Obviously this talk applies to any calling any member may be given, whether a man, a woman, a boy or a girl. But this is the Priesthood Session, so the examples will be boys and men. He gives three Priesthood examples: passing the sacrament, home teaching, baptism, and fellowshiping others. In each case, our performance is a simple act, but:
The Lord will do His greater part.
He focuses on how it feels to perform these acts. We may have performance anxiety. We may feel casual about the acts. We sometimes forget the acts we perform. But if we do our simple part, the Lord will perform his work through those simple, often routine or repetitive acts. They say in Hollywood that there are no small parts, only small actors; Pres. Eyring is saying that we are all small actors performing small parts, and that the Lord’s work carries on through our small acts. And so the powerful play goes on. We aren’t the playwright, just the small actor performing a small part.
I couldn’t help but think of my own son who is first assistant and responsible to either take the sacrament to the older people who can’t be at church or to delegate this task to someone in the quorum to do. His initial focus was on his own performance anxiety. Would the other boys go if he asked? Would he be able to find the houses? On more than one occasion, he walked out of the house without the bread. Through simple repetition, his performance of the task became easier. When one of the older members died a few weeks ago, I realized that without this simple task he performed, he would never have known most of these older members who can’t attend church. He would have had no tie to them and been unaware of their existence. Because of his task, his own perspective was broader than it would otherwise be.
In speaking of an Elder’s Quorum President who had befriended many inactive men who had returned to church, he says:
You can see why he was modest. It was because he knew he had done his small part and the Lord was doing the rest. It was the Lord who had touched the hearts of those men in their troubles. It was the Lord who had given them the feeling that there must be something better for them and a hope that they could find it.
The young man, who—like you—was a servant of the Lord, simply believed that if he did his small part, the Lord would help those men along the path to home and to the happiness only He could give them.
He goes on to talk about greater acts that we may be asked to perform, tasks that we feel are far beyond our experience or ability. He shares the example of his ancestor as a mission president who initially felt like a new deacon when he was called to such a great responsibility. As his mission progressed, he was faced with political changes that make continuing the work impossible, but he also feels the weight of his responsibility and is unsure whether to return or not. He prays for guidance and has a dream that directs his actions and gives him comfort. This divine guidance is something we are entitled to, and as Pres. Eyring notes:

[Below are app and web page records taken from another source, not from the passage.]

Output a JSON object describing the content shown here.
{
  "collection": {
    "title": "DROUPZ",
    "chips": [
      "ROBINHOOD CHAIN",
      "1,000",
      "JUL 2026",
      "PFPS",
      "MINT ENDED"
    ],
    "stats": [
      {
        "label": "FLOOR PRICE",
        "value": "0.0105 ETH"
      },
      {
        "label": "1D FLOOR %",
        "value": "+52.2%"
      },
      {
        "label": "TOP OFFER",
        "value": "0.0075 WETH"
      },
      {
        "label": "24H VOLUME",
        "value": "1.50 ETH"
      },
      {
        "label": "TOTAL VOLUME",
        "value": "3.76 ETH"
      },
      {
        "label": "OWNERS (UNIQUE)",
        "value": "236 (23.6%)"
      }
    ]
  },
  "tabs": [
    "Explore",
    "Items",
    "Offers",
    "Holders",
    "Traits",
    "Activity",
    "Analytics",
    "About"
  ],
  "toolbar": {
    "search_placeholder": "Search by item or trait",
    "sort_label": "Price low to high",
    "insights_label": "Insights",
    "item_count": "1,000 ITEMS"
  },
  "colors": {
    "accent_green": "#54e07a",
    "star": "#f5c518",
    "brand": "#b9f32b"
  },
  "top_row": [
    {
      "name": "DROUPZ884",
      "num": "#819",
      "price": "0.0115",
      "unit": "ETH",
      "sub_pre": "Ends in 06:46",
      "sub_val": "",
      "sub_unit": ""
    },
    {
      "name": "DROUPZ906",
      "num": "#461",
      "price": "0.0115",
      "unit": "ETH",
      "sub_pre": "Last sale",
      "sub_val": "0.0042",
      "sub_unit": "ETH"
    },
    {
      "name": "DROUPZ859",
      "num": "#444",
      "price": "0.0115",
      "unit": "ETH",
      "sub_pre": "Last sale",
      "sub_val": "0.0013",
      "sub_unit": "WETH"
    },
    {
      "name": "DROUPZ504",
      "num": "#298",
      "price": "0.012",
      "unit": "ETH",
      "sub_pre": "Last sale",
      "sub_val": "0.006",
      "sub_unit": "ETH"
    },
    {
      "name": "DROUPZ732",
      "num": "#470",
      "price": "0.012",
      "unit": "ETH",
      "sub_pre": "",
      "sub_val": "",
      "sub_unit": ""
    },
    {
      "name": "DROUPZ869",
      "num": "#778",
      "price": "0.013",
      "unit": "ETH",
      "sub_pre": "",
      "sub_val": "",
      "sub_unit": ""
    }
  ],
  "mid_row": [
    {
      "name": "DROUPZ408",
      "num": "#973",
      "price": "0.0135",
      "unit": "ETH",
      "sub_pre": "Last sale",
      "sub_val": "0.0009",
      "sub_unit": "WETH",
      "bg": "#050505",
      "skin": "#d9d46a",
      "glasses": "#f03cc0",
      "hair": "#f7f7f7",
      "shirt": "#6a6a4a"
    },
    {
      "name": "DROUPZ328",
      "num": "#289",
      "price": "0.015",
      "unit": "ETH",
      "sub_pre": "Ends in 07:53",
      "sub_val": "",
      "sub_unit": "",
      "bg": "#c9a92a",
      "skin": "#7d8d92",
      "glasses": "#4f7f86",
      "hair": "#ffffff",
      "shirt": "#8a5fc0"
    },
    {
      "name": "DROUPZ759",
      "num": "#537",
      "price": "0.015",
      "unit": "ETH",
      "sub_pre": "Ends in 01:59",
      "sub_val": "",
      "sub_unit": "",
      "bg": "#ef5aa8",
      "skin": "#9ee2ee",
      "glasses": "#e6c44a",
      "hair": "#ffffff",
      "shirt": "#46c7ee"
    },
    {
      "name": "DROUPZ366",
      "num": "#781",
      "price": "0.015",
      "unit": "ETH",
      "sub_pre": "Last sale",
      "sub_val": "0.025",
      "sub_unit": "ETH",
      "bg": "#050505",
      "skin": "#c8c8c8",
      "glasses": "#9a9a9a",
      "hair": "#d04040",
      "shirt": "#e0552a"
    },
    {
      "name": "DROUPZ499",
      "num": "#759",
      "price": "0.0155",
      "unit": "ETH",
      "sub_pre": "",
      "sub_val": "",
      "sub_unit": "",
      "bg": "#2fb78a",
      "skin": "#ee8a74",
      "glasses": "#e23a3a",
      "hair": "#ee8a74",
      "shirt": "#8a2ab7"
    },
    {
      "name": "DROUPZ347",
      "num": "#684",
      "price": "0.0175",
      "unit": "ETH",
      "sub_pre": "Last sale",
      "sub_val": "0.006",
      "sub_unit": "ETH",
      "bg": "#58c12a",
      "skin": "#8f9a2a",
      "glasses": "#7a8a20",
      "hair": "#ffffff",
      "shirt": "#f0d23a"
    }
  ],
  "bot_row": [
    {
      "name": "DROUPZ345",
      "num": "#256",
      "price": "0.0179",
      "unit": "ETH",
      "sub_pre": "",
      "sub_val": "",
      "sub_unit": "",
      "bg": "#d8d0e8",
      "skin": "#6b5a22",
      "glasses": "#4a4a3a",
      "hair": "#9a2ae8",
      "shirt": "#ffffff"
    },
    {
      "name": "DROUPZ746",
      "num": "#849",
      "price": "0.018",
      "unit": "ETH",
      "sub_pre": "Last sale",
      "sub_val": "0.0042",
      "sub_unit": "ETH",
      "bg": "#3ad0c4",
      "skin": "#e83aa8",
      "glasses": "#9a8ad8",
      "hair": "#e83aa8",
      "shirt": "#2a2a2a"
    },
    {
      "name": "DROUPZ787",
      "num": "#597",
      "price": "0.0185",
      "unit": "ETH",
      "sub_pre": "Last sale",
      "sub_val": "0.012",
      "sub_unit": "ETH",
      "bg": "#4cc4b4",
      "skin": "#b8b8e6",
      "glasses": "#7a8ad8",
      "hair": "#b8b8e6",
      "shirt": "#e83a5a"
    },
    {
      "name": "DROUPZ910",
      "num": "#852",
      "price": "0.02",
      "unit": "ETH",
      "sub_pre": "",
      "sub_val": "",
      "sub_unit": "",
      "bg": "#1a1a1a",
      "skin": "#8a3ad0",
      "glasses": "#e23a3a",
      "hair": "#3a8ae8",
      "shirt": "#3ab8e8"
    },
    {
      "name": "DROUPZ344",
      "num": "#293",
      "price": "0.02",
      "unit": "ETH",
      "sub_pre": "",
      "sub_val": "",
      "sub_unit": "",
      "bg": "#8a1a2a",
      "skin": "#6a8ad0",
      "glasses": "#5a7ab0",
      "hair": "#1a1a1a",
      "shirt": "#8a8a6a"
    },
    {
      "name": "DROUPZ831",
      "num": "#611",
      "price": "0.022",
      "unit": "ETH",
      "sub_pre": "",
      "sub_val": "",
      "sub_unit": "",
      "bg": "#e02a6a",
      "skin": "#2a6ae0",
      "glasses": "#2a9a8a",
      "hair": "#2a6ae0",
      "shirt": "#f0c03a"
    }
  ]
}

Whatever your calling in the priesthood, you may have at times felt Heavenly Father was unaware of you. You can pray to know His will, and with the honest desire to do whatever He asks you to do, you will receive an answer.
He adds that another source of support is our church leaders. We perform our acts, but we also serve one another, and leaders are aware of those in their charge, those to whom they have delegated responsibility. Since the highest church calling is the prophet, this is encapsulated by Pres. Eyring’s summary:
It is my prayer as well that every priesthood holder will feel the loving and watchful care of Heavenly Father, of the Savior, and of the prophet of God in his calling.
Knowing that we have the support of God and of church leaders as we attempt to perform our roles should be a source of strength and courage to us:
The only reason he could have had the courage to go was that he knew in his heart that God had called him through His authorized servants. It was the source of his courage. That must be the source of our courage to persevere, whatever our callings in the priesthood.
We aren’t being set up to fail. All we have to do is perform our parts.
We often talk about boundary maintenance in the bloggernacle, the idea that we need to keep some semblance of personal life and privacy in our interactions with leaders. Boundaries are breached when leaders have either abused the trust of an individual or have been too demanding or controlling. These are not the types of leaders Pres. Eyring is describing, although such certainly exist as we know from D&C 121: 45. Sometimes demands come in the form of trying to “guilt” people into magnifying their callings.
What a welcome contrast Pres. Eyring’s talk provides. Rather than pushing us to magnify our callings or to focus on results, he points out that it is the Lord who magnifies our simple acts into far-reaching results. We neither deserve the credit nor the blame for the results so long as we perform our simple acts. Less is more. And doing our part is doing enough.